### Post by Tom Goodrick on Sept 13, 2008 10:20:34 GMT -5

This is a new topic on flying jets. It is basewd on a new equation I worked up as a minor revision of an equation that has appeared in aeronautical engineering texts for many decades.

The significance of the new performance equation is that it gives thrust/weight ratio required to fly a particular indicated airspeed and is independent of altitude. Previous published versions had always show T/W versus true airspeed althoung this was unnecessary and brings in altitude dependence where there is none! Of course the amount of thrust you can get is a function of speed and altitude. To make it easy to use this equation, I have developed a gauge that shows the thrust/weight ratio on the panel at all times. You simply adjust the throttles until you see the desired thrust/weight ratio. Bear in mind that in a jet the weight varies continuously during flight. In real life the gauge would work with current engine management computers to present instantaneous information.

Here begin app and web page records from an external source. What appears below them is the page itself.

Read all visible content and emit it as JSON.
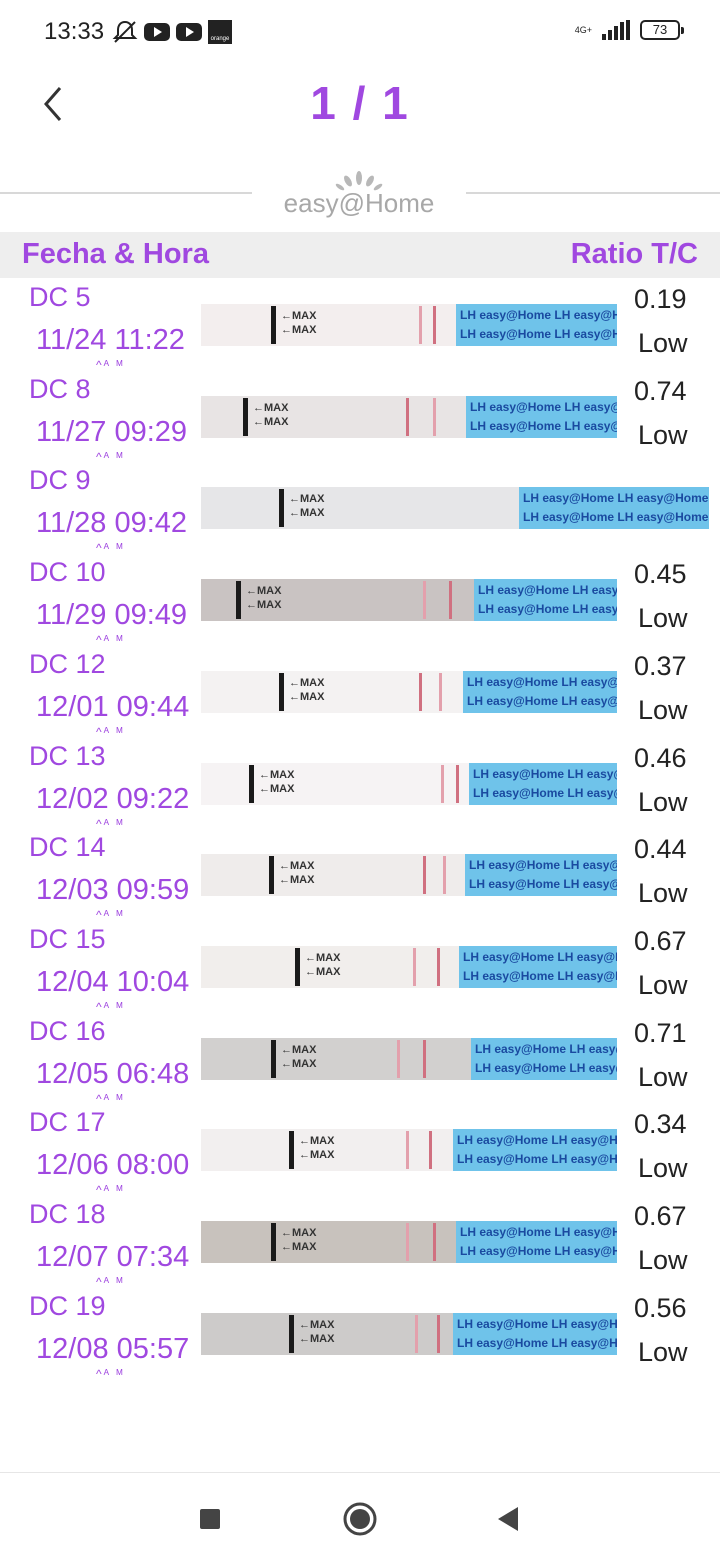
{
  "status_bar": {
    "time": "13:33",
    "network": "4G+",
    "battery": "73",
    "carrier_badge": "orange"
  },
  "header": {
    "page_indicator": "1 / 1",
    "back_icon": "chevron-left-icon"
  },
  "brand": {
    "logo_text": "easy@Home"
  },
  "table_header": {
    "date_label": "Fecha & Hora",
    "ratio_label": "Ratio T/C"
  },
  "strip_labels": {
    "max": "←MAX",
    "lh": "LH easy@Home LH easy@Home LH"
  },
  "rows": [
    {
      "dc": "DC 5",
      "datetime": "11/24 11:22",
      "meridiem": "^ᴬ ᴹ",
      "ratio": "0.19",
      "level": "Low"
    },
    {
      "dc": "DC 8",
      "datetime": "11/27 09:29",
      "meridiem": "^ᴬ ᴹ",
      "ratio": "0.74",
      "level": "Low"
    },
    {
      "dc": "DC 9",
      "datetime": "11/28 09:42",
      "meridiem": "^ᴬ ᴹ",
      "ratio": "",
      "level": ""
    },
    {
      "dc": "DC 10",
      "datetime": "11/29 09:49",
      "meridiem": "^ᴬ ᴹ",
      "ratio": "0.45",
      "level": "Low"
    },
    {
      "dc": "DC 12",
      "datetime": "12/01 09:44",
      "meridiem": "^ᴬ ᴹ",
      "ratio": "0.37",
      "level": "Low"
    },
    {
      "dc": "DC 13",
      "datetime": "12/02 09:22",
      "meridiem": "^ᴬ ᴹ",
      "ratio": "0.46",
      "level": "Low"
    },
    {
      "dc": "DC 14",
      "datetime": "12/03 09:59",
      "meridiem": "^ᴬ ᴹ",
      "ratio": "0.44",
      "level": "Low"
    },
    {
      "dc": "DC 15",
      "datetime": "12/04 10:04",
      "meridiem": "^ᴬ ᴹ",
      "ratio": "0.67",
      "level": "Low"
    },
    {
      "dc": "DC 16",
      "datetime": "12/05 06:48",
      "meridiem": "^ᴬ ᴹ",
      "ratio": "0.71",
      "level": "Low"
    },
    {
      "dc": "DC 17",
      "datetime": "12/06 08:00",
      "meridiem": "^ᴬ ᴹ",
      "ratio": "0.34",
      "level": "Low"
    },
    {
      "dc": "DC 18",
      "datetime": "12/07 07:34",
      "meridiem": "^ᴬ ᴹ",
      "ratio": "0.67",
      "level": "Low"
    },
    {
      "dc": "DC 19",
      "datetime": "12/08 05:57",
      "meridiem": "^ᴬ ᴹ",
      "ratio": "0.56",
      "level": "Low"
    }
  ],
  "nav": {
    "recents_icon": "square-icon",
    "home_icon": "circle-home-icon",
    "back_icon": "triangle-back-icon"
  },
  "colors": {
    "accent": "#a048e0",
    "header_bg": "#eeeeee",
    "strip_blue": "#6fc3ea"
  }
}
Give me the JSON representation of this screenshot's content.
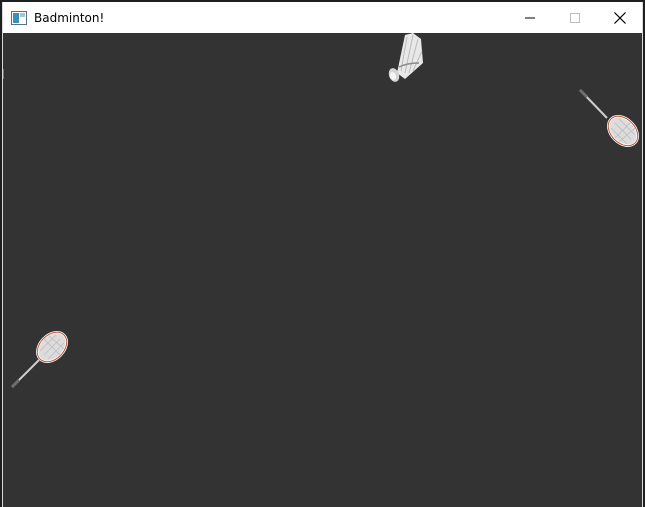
{
  "window": {
    "title": "Badminton!",
    "icon": "app-window-icon",
    "controls": [
      "minimize-icon",
      "maximize-icon",
      "close-icon"
    ]
  },
  "game": {
    "background_color": "#333333",
    "sprites": [
      "shuttlecock",
      "racket-top-right",
      "racket-bottom-left"
    ]
  }
}
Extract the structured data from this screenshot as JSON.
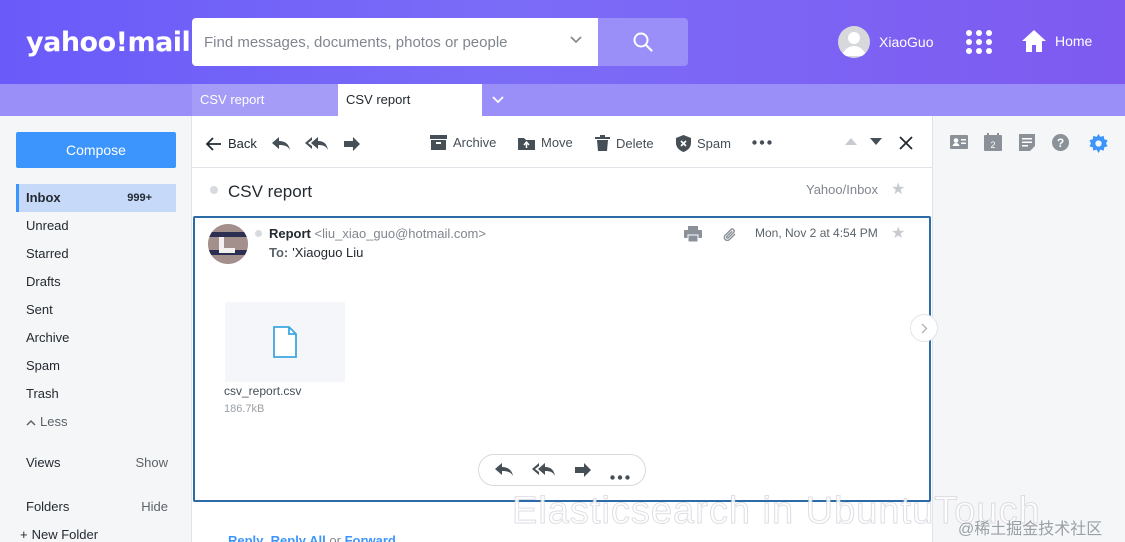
{
  "header": {
    "logo": "yahoo!mail",
    "search_placeholder": "Find messages, documents, photos or people",
    "user_name": "XiaoGuo",
    "home_label": "Home"
  },
  "tabs": [
    {
      "label": "CSV report"
    },
    {
      "label": "CSV report"
    }
  ],
  "sidebar": {
    "compose_label": "Compose",
    "folders": [
      {
        "label": "Inbox",
        "count": "999+"
      },
      {
        "label": "Unread"
      },
      {
        "label": "Starred"
      },
      {
        "label": "Drafts"
      },
      {
        "label": "Sent"
      },
      {
        "label": "Archive"
      },
      {
        "label": "Spam"
      },
      {
        "label": "Trash"
      }
    ],
    "less_label": "Less",
    "views_label": "Views",
    "views_action": "Show",
    "folders_label": "Folders",
    "folders_action": "Hide",
    "new_folder_label": "New Folder"
  },
  "toolbar": {
    "back_label": "Back",
    "archive_label": "Archive",
    "move_label": "Move",
    "delete_label": "Delete",
    "spam_label": "Spam"
  },
  "message": {
    "subject": "CSV report",
    "folder_path": "Yahoo/Inbox",
    "sender_name": "Report",
    "sender_email": "<liu_xiao_guo@hotmail.com>",
    "to_label": "To:",
    "to_value": "'Xiaoguo Liu",
    "date": "Mon, Nov 2 at 4:54 PM",
    "attachment_name": "csv_report.csv",
    "attachment_size": "186.7kB"
  },
  "quick_reply": {
    "reply": "Reply",
    "reply_all": "Reply All",
    "or": " or ",
    "forward": "Forward"
  },
  "watermark": {
    "overlay": "Elasticsearch in UbuntuTouch",
    "site": "@稀土掘金技术社区"
  },
  "colors": {
    "header_gradient_start": "#6a5af9",
    "accent_blue": "#3c95fd",
    "card_border": "#2d6aa8"
  }
}
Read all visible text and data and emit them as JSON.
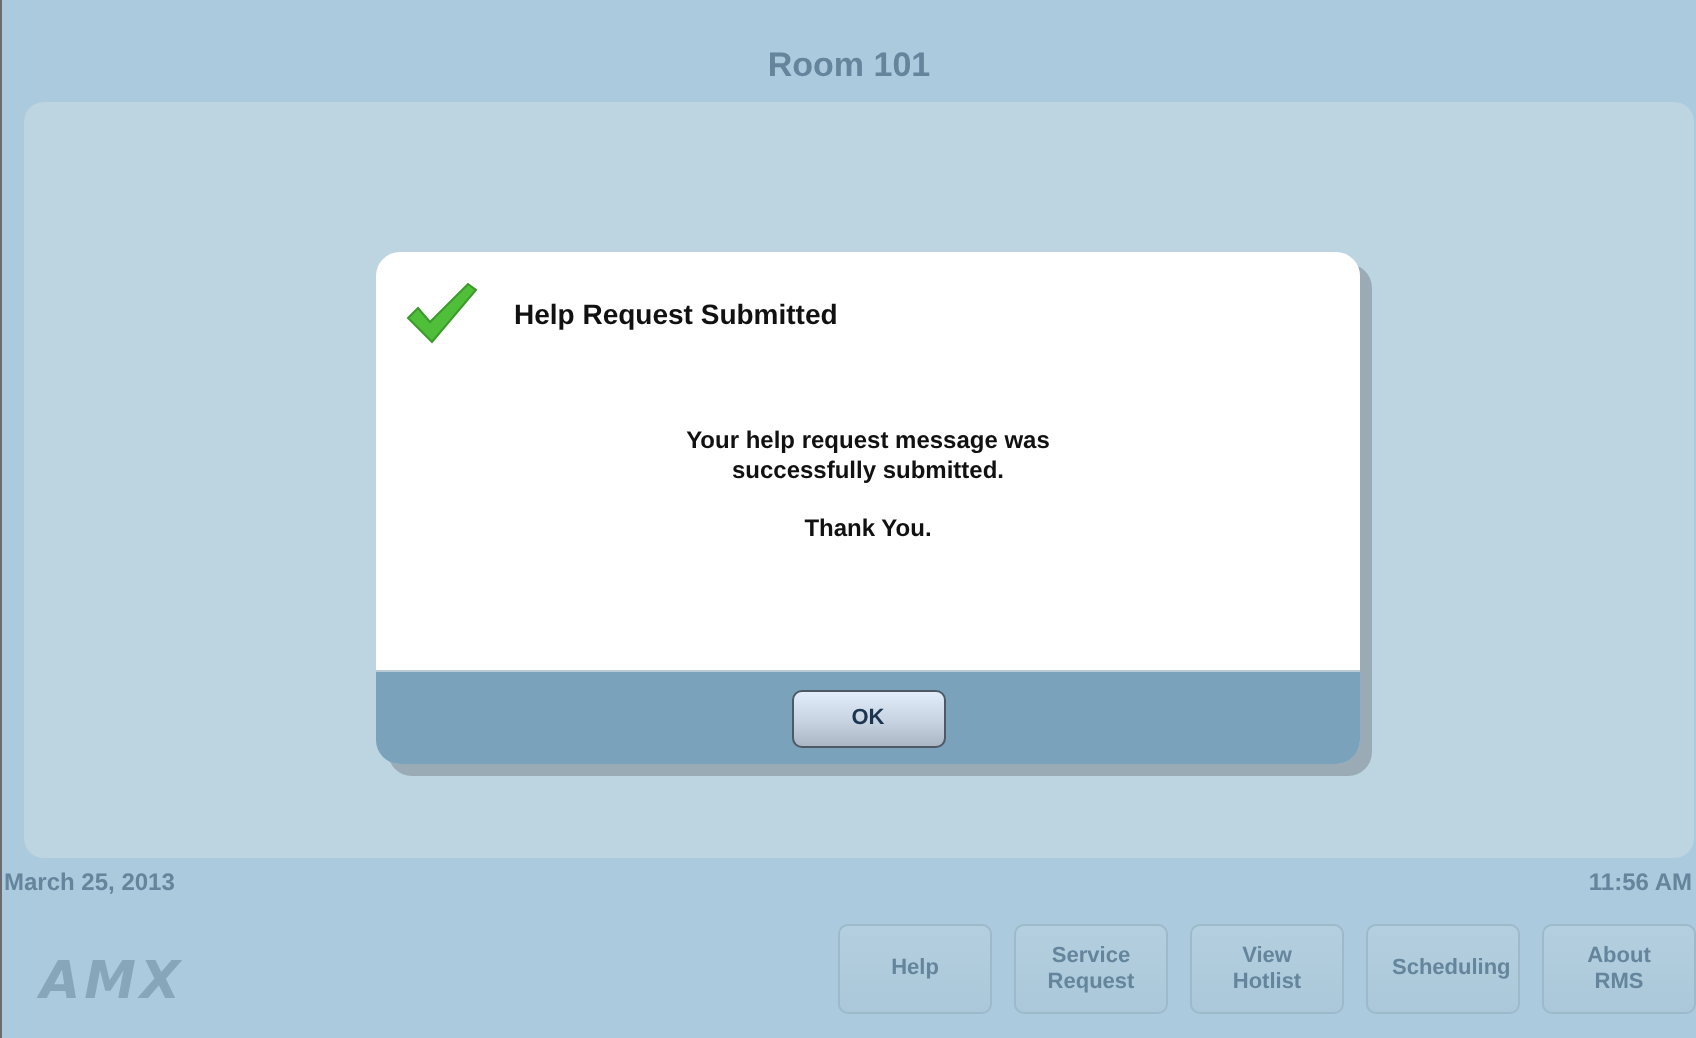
{
  "header": {
    "title": "Room 101"
  },
  "dialog": {
    "title": "Help Request Submitted",
    "message": "Your help request message was successfully submitted.",
    "thanks": "Thank You.",
    "button": "OK"
  },
  "footer": {
    "date": "March 25, 2013",
    "time": "11:56 AM",
    "logo": "AMX",
    "buttons": [
      {
        "label": "Help"
      },
      {
        "label": "Service Request"
      },
      {
        "label": "View Hotlist"
      },
      {
        "label": "Scheduling"
      },
      {
        "label": "About RMS"
      }
    ]
  }
}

Here is the equation:

T/W = (CD0 * Vk*Vk) / (194.8 * (W/S)) + (93.84 * (W/S)) / (e * AR * Vk * Vk)

where Cd0 is zero lift drag coefficient from part 1100 of the air file,

Vk is the indicated airspeed in KIAS,

(W/S) is the wing loading or weight over wing area using data from aircraft.cfg file as are e and AR,

e is Oswald's Efficiency factor (0.6 to 0.9)

AR is wing aspect ratio (b*b / S).

I will post a table for 25 aircraft of these parameters.

This equation can be put into a spreadsheet showing a graph of T/W versus KIAS for the range from 100 to 380 KIAS. That graph shows a curve that starts moderately high, decreases to a minimum, and then generally increases toward the high speed end. You have to be careful with the wing loading because that varies considerably as fuel is burned. I present a minimum value based on empty weight and a max value based on max gross weight. You can look at values within this range.

A value of T/W near, or just faster than the minimum, can be held constant as you climb for best results. At high altitude, your choice of speed and T/W is very limited because you must have more than the minimum amount of thrust/weight and yet stay below the max indicated speed (VMO) or the max Mach number (MMO).

I'll send an Excel file and/or the T/W gauge to anyone who requests it by email.

The significance of the new performance equation is that it gives thrust/weight ratio required to fly a particular indicated airspeed and is independent of altitude. Previous published versions had always show T/W versus true airspeed althoung this was unnecessary and brings in altitude dependence where there is none! Of course the amount of thrust you can get is a function of speed and altitude. To make it easy to use this equation, I have developed a gauge that shows the thrust/weight ratio on the panel at all times. You simply adjust the throttles until you see the desired thrust/weight ratio. Bear in mind that in a jet the weight varies continuously during flight. In real life the gauge would work with current engine management computers to present instantaneous information.

Here is the equation:

T/W = (CD0 * Vk*Vk) / (194.8 * (W/S)) + (93.84 * (W/S)) / (e * AR * Vk * Vk)

where Cd0 is zero lift drag coefficient from part 1100 of the air file,

Vk is the indicated airspeed in KIAS,

(W/S) is the wing loading or weight over wing area using data from aircraft.cfg file as are e and AR,

e is Oswald's Efficiency factor (0.6 to 0.9)

AR is wing aspect ratio (b*b / S).

I will post a table for 25 aircraft of these parameters.

This equation can be put into a spreadsheet showing a graph of T/W versus KIAS for the range from 100 to 380 KIAS. That graph shows a curve that starts moderately high, decreases to a minimum, and then generally increases toward the high speed end. You have to be careful with the wing loading because that varies considerably as fuel is burned. I present a minimum value based on empty weight and a max value based on max gross weight. You can look at values within this range.

A value of T/W near, or just faster than the minimum, can be held constant as you climb for best results. At high altitude, your choice of speed and T/W is very limited because you must have more than the minimum amount of thrust/weight and yet stay below the max indicated speed (VMO) or the max Mach number (MMO).

I'll send an Excel file and/or the T/W gauge to anyone who requests it by email.